We just missed a major syndication that took place on April 25 in New York. The Arader Galleries was syndicating 100 original watercolors on vellum from the great French flower artist, Pierre-Joseph Redoute. Offered were 100 of the 468 paintings for Les Liliacees, a great work he produced while under the employ of the Empress Josephine (Mrs. Napoleon). Redoute's skills earned him the reputation of the "Raphael of flowers." His precision accuracy made these drawings both great scientific and artistic masterpieces. The complete collection of 468 watercolors was purchased by a syndicate for the then astronomical price of $5.5 million in 1985, $11,752 each.
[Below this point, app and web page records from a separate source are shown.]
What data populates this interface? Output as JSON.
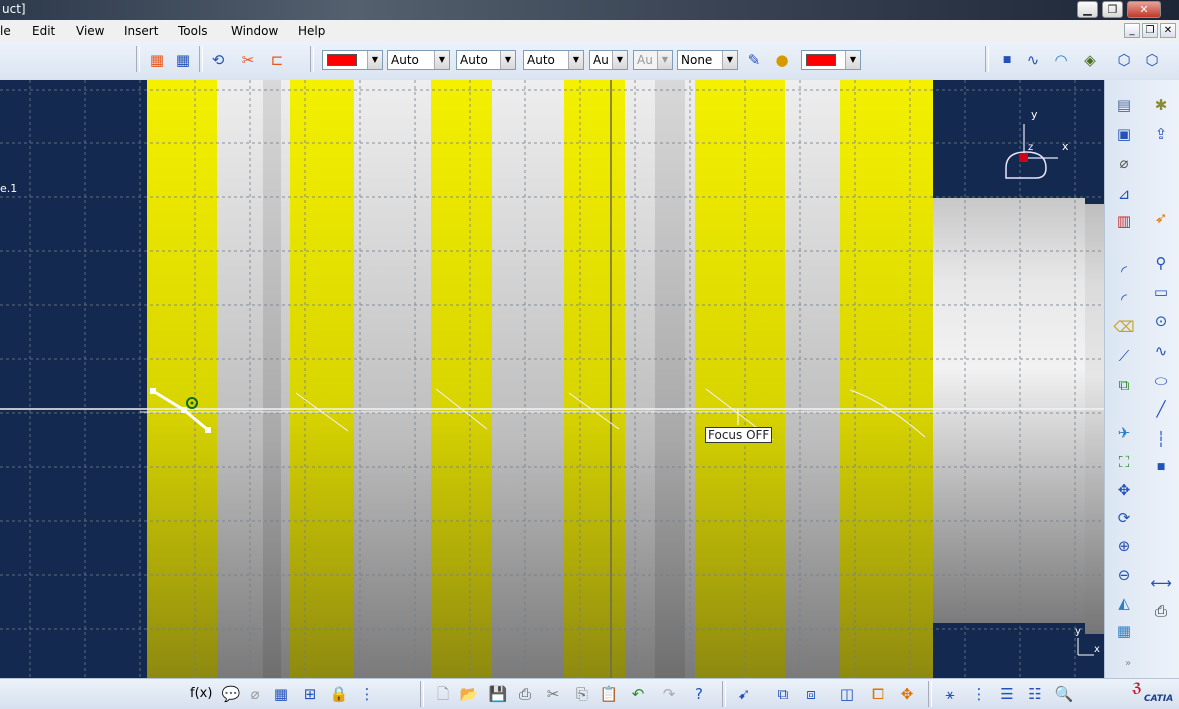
{
  "window": {
    "title": "uct]"
  },
  "menu": [
    {
      "label": "le"
    },
    {
      "label": "Edit"
    },
    {
      "label": "View"
    },
    {
      "label": "Insert"
    },
    {
      "label": "Tools"
    },
    {
      "label": "Window"
    },
    {
      "label": "Help"
    }
  ],
  "toolbar": {
    "line_color": "#ff0000",
    "line_type": "Auto",
    "line_thickness": "Auto",
    "point_type": "Auto",
    "layer": "Au",
    "layer_disabled": "Au",
    "render_style": "None",
    "fill_color": "#ff0000"
  },
  "viewport": {
    "tree_label": "e.1",
    "tooltip": "Focus OFF",
    "compass": {
      "y": "y",
      "x": "x",
      "z": "z"
    },
    "axis": {
      "y": "y",
      "x": "x"
    }
  },
  "brand": {
    "logo_text": "CATIA"
  },
  "colors": {
    "background": "#14294f",
    "part_yellow": "#f0ec00",
    "accent": "#ff0000"
  }
}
Today's group was offered at $38,000 per share, a share entitling the owner to two watercolors. Arader pledged to buy back any shares returned to them in ten years for $75,000, their guarantee of the investment value of these beautiful works.
If Redoute was the "Raphael of flowers," Pierre Antoine Poiteau could fairly be called the "Redoute of citrus." Poiteau was a student of Redoute and learned his techniques well. From 1818-1822 he published Histoire Naturelle des Orangers, containing 109 hand-colored stipple engravings of oranges, lemons and grapefruit. His drawings display the accuracy for which his teacher is famous. The San Francisco gallery offers plates from this spectacular work.
The Denver gallery is focused on animals, and specifically, some of the most graceful and beautiful of species - the butterfly. They present prints of butterflies from several early illustrated works. There is Albert Seba's Locupletissimi Rerum Naturalium Thesauri, published from 1734-1755. Seba was a man who became wealthy working for the Dutch East India Company, and used his wealth to travel the world and collect specimens of butterflies and other small animals. Benjamin Wilkes provided an artistic look at butterflies in 1773 in From English Moths and Butterflies Representing Their Change into Caterpillar, Chrysalis and Fly States... For a look at some American butterflies, there is John Abbott and Sir James Smith's The Natural History of the Rare Lepidopterous Insects of Georgia, published in 1797. For those who prefer to collect their butterflies without having to capture and pin up the poor beasts, this is a much nicer way to build a collection.
The San Francisco gallery has a collection of Edward Howard Suydam's original pencil drawings. Suydam was a painter and illustrator, with his illustrations appearing in both books and periodicals such as Harper's. In the 1930s, he drew many scenes of San Francisco as a means of encouraging Easterners to visit. This group of pencil drawings was created for the book San Francisco, A Pageant, stories of the city in the 1930s written by Charles Dobie. The book was published in 1943.